Software and hardware co-design and optimization of HPC systems has become intolerably complex, ad-hoc, time consuming and error prone due to enormous number of available design and optimization choices, complex interactions between all software and hardware components, and multiple strict requirements placed on performance, power consumption, size, reliability and cost. We present our novel long-term holistic and practical solution to this problem based on customizable, plugin-based, schema-free, heterogeneous, open-source Collective Mind repository and infrastructure with unified web interfaces and on-line advise system. This collaborative framework distributes analysis and multi-objective off-line and on-line auto-tuning of computer systems among many participants while utilizing any available smart phone, tablet, laptop, cluster or data center, and continuously observing, classifying and modeling their realistic behavior. Any unexpected behavior is analyzed using shared data mining and predictive modeling plugins or exposed to the community at for collaborative explanation, top-down complexity reduction, incremental problem decomposition and detection of correlating program, architecture or run-time properties (features). Gradually increasing optimization knowledge helps to continuously improve optimization heuristics of any compiler, predict optimizations for new programs or suggest efficient run-time (online) tuning and adaptation strategies depending on end-user requirements. We decided to share all our past research artifacts including hundreds of codelets, numerical applications, data sets, models, universal experimental analysis and auto-tuning pipelines, self-tuning machine learning based meta compiler, and unified statistical analysis and machine learning plugins in a public repository to initiate systematic, reproducible and collaborative research, development and experimentation with a new publication model where experiments and techniques are validated, ranked and improved by the community.

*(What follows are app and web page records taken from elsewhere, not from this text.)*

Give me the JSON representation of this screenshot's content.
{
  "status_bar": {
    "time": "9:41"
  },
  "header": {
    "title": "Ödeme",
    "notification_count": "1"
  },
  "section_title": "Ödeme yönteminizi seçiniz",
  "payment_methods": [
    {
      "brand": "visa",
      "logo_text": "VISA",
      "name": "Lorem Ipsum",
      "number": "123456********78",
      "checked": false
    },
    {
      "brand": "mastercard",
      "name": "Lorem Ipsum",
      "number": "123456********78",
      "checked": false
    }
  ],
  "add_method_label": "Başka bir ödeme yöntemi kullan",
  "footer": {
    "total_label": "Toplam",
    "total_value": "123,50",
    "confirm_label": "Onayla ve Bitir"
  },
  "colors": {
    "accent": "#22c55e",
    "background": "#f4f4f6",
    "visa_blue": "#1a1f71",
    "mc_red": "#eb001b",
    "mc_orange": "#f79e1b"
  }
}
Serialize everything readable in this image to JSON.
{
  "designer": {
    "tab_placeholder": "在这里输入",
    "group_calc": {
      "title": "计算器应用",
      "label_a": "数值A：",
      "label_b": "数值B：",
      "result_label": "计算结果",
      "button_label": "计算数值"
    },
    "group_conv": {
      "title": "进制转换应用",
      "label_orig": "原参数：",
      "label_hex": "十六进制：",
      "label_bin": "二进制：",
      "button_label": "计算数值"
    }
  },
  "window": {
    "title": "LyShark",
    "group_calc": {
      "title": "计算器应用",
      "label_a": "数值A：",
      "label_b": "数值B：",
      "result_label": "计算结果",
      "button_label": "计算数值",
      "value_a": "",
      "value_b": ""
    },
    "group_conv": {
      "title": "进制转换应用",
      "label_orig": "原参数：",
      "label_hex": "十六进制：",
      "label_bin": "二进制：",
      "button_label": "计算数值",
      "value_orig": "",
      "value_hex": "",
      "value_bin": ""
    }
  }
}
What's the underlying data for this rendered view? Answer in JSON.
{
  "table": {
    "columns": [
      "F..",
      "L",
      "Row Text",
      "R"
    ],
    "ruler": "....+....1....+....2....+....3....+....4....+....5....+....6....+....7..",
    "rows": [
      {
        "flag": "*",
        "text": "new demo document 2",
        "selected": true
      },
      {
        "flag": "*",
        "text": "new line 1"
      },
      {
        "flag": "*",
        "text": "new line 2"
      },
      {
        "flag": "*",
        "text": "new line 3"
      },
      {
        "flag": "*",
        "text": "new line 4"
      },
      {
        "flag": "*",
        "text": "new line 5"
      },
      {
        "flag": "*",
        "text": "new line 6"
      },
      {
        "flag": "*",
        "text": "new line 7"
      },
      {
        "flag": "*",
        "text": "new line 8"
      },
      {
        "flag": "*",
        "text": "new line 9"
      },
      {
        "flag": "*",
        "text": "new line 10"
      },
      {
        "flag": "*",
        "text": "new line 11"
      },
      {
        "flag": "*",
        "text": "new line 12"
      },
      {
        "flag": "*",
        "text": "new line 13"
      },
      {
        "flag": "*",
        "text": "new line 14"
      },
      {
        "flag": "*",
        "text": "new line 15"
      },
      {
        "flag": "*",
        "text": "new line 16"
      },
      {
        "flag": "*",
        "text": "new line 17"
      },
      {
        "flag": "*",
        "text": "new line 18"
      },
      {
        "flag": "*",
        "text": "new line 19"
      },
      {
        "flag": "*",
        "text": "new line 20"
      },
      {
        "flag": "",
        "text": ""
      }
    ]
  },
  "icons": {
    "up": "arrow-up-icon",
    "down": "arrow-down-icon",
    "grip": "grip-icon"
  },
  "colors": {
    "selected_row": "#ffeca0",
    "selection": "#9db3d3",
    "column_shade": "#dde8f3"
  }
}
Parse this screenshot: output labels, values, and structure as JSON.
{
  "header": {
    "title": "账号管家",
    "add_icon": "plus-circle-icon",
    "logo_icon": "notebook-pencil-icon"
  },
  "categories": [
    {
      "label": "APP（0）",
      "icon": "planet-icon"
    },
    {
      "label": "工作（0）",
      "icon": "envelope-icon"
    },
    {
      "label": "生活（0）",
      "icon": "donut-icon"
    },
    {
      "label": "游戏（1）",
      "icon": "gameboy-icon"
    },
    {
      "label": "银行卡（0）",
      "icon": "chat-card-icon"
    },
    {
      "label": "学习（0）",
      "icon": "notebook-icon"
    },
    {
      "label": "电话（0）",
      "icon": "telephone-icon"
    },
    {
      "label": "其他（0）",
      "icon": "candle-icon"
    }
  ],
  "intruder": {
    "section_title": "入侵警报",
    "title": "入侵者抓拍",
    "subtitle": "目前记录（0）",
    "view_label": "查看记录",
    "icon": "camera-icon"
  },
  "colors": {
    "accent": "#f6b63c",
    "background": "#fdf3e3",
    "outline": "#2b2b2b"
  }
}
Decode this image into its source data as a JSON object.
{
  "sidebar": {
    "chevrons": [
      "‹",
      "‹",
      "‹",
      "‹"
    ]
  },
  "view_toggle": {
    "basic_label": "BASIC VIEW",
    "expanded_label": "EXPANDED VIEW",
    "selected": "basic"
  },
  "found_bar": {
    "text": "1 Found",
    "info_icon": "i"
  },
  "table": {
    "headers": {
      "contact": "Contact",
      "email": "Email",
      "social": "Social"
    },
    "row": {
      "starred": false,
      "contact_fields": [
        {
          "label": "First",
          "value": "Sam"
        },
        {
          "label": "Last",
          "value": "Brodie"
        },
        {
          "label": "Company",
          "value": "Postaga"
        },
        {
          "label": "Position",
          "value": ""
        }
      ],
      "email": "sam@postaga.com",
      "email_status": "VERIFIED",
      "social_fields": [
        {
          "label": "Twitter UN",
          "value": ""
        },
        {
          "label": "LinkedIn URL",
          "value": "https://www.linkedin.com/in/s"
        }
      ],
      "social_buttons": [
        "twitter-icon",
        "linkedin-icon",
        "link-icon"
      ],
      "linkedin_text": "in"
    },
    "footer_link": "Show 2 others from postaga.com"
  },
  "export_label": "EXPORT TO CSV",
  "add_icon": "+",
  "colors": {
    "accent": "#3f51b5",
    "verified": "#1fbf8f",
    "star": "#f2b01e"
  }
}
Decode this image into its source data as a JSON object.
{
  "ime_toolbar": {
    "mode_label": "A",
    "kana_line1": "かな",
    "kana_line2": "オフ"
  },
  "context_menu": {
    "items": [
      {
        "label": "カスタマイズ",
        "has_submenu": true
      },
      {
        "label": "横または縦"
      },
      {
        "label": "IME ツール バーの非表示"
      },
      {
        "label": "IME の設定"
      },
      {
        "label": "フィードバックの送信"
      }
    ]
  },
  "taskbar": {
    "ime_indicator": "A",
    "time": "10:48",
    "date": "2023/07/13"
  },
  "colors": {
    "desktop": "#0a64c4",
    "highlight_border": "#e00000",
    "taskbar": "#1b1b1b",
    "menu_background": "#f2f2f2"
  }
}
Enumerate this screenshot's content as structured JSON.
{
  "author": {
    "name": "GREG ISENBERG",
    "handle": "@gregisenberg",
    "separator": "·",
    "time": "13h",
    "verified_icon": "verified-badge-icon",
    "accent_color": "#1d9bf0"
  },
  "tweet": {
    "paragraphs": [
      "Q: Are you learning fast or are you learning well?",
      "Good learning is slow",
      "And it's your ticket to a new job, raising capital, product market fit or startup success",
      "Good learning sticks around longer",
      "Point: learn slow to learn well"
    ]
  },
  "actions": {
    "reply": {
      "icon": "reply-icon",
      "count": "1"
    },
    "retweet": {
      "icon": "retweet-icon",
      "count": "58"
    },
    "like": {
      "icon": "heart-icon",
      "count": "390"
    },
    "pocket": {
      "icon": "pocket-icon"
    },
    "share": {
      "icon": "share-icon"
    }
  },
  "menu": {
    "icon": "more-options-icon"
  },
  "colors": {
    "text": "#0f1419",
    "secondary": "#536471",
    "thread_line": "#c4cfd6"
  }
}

The core graph program extraction algorithm, automatic differentiation, and Python language interoperability features of Swift for TensorFlow can be implemented for other programming languages, and we are occasionally asked why we didn't use some other one for this project. The engineers on the project were previously familiar with Swift (and several other languages), but the choice was guided by the goals of our project, which imposed specific technical requirements (explained below). This choice was also discussed extensively, debated with coworkers and other interested engineers, and we concluded that Swift was the best direction. In this document we're sharing our deliberation process with the community to help explain our decisions. That said, while our choice of language was guided by our specific project goals, we would love to see wider application of these techniques and ideas in the context of other programming languages! If you are interested in pursuing a similar project, please reach out to us and we will happily share our expertise. As discussed in the design overview document our project goal is to improve usability of TensorFlow. We quickly realized that our core static analysis-based Graph Program Extraction algorithm would not work well for Python given its highly dynamic nature. This led us down the path of having to pick another language to work with, and we wanted to approach this methodically. As such, we defined goals for the project, explored which properties of a programming language are important to achieve those goals, and then evaluated a lot of languages against these properties. You already know the outcome--we eventually settled on Swift.